The Myth of Learning Styles: Unpacking the Science of How We Learn


In the realm of education and personal development, learning styles have been a popular topic for decades, offering a lens to understand how students absorb and process information. The most common framework for learning styles is the VARK model, which primarily categorizes learners into four main types: Visual learners, Auditory learners, Reading/Writing learners, Kinesthetic learners (Tactile learners). However, the validity of the concept of learning styles has been a controversial topic among educators. Many researchers have dug into the topic but have not found strong proof that learning styles truly work, some even argue that the whole concept is a misconception.




This article unpacks the science of how we learn, debunks the myth of learning styles and introduces AVINA Authoring Tool - an optimal framework empowering educators to create engaging experiences that cater to diverse learning needs, going beyond styles.

The Myth of Learning Styles

The popularity of learning styles can be traced back to the 1970s. However, extensive research has failed to provide strong scientific evidence for the existence of distinct learning styles. Categorizing students as "visual" or "auditory" learners can be limiting. It carries several potential drawbacks:

  • Pigeonholing: Labeling students with a single learning style can restrict their exposure to different learning methods outside their presumed "style". A student identified as a "kinesthetic" learner might miss out on the benefits of reading and written exercises, hindering their development of crucial reading comprehension skills. 
  • Oversimplification: The human brain is complex and learns best through a combination of approaches. Classifying students into rigid categories ignores this reality. An "auditory" learner might also benefit greatly from a visual representation.

In essence, relying solely on learning styles can hinder a well-rounded education and limit students' potential.

The Science of How We Learn

So, how do we truly learn? Neuroscience tells us that the human brain learns best through active engagement and the integration of multiple modalities. Information presented visually, aurally and kinesthetically strengthens neural connections, leading to deeper understanding and retention.

This is where the AVINA Authoring Tool steps in. AVINA empowers educators to create dynamic learning experiences that cater to diverse needs and go beyond rigid learning styles.

Beyond Learning Styles: Effective Teaching with AVINA

AVINA goes beyond offering a library of ready-made templates and themes. It empowers educators to create truly personalized learning experiences.

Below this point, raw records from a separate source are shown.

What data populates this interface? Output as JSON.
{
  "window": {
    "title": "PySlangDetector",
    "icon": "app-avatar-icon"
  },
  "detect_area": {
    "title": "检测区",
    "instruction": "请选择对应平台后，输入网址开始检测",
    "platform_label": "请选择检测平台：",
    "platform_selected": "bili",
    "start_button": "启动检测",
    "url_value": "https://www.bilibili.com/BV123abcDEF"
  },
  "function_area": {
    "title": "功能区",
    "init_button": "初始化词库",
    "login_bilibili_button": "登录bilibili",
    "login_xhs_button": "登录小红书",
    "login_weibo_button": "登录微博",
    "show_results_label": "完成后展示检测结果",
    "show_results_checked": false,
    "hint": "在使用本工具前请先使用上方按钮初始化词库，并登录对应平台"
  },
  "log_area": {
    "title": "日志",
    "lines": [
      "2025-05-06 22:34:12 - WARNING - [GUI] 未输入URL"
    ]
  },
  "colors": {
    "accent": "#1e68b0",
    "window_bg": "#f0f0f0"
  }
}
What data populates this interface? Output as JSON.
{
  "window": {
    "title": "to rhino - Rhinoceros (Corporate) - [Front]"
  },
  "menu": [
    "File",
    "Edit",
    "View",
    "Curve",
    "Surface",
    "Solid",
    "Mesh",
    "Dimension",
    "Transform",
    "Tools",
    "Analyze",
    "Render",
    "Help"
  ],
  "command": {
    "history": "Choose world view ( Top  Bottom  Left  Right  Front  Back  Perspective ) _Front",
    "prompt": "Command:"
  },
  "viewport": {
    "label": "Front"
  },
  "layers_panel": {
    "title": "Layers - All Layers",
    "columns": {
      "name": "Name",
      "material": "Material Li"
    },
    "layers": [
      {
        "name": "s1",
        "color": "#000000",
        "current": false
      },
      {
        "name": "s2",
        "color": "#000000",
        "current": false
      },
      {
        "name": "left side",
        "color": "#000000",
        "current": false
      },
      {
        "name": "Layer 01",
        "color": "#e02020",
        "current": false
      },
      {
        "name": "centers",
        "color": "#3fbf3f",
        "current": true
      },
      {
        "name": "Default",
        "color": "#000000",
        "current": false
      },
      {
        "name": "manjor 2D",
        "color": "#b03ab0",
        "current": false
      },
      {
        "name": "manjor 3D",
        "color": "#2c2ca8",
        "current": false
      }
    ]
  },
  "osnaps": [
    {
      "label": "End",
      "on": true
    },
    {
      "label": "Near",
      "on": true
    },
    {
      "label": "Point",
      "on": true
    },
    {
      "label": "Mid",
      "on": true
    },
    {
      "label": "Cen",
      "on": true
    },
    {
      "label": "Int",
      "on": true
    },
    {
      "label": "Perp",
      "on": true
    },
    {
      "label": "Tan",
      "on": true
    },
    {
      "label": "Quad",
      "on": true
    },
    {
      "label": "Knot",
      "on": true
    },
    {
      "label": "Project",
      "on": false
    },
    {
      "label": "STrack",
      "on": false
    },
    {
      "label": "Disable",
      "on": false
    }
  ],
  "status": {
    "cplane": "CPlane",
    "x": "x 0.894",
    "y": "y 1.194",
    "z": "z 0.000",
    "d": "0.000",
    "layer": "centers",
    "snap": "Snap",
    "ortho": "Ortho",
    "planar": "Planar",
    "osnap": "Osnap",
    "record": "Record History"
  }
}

  • Multimodal learning: AVINA allows seamless integration of multimedia elements like images, animations, and audio explanations. By incorporating these elements, educators create a richer learning environment that resonates with all students.
  • Interactive activities: AVINA fosters active participation through a variety of interactive features such as quizzes, drag-and-drop exercises, interactive simulations, and open-ended questions. These interactive elements transform rote memorization into active learning, solidifying understanding and boosting retention.
  • Differentiated instruction: AVINA'S flexibility allows you to tailor content difficulty, provide additional support, or offer choices within the course, meeting individual needs without relying on styles.
  • Visually appealing design: AVINA's friendly interface assists teachers in creating clear and visually stimulating presentations, making it easier for learners to grasp relationships between concepts.




Debunking the myth of learning styles allows us to focus on effective teaching practices that cater to individuals' needs, not rigid categories. By harnessing the power of active learning and diverse content delivery through tools like AVINA, educators can create truly engaging learning experiences that unlock students' potential and boost learning outcomes.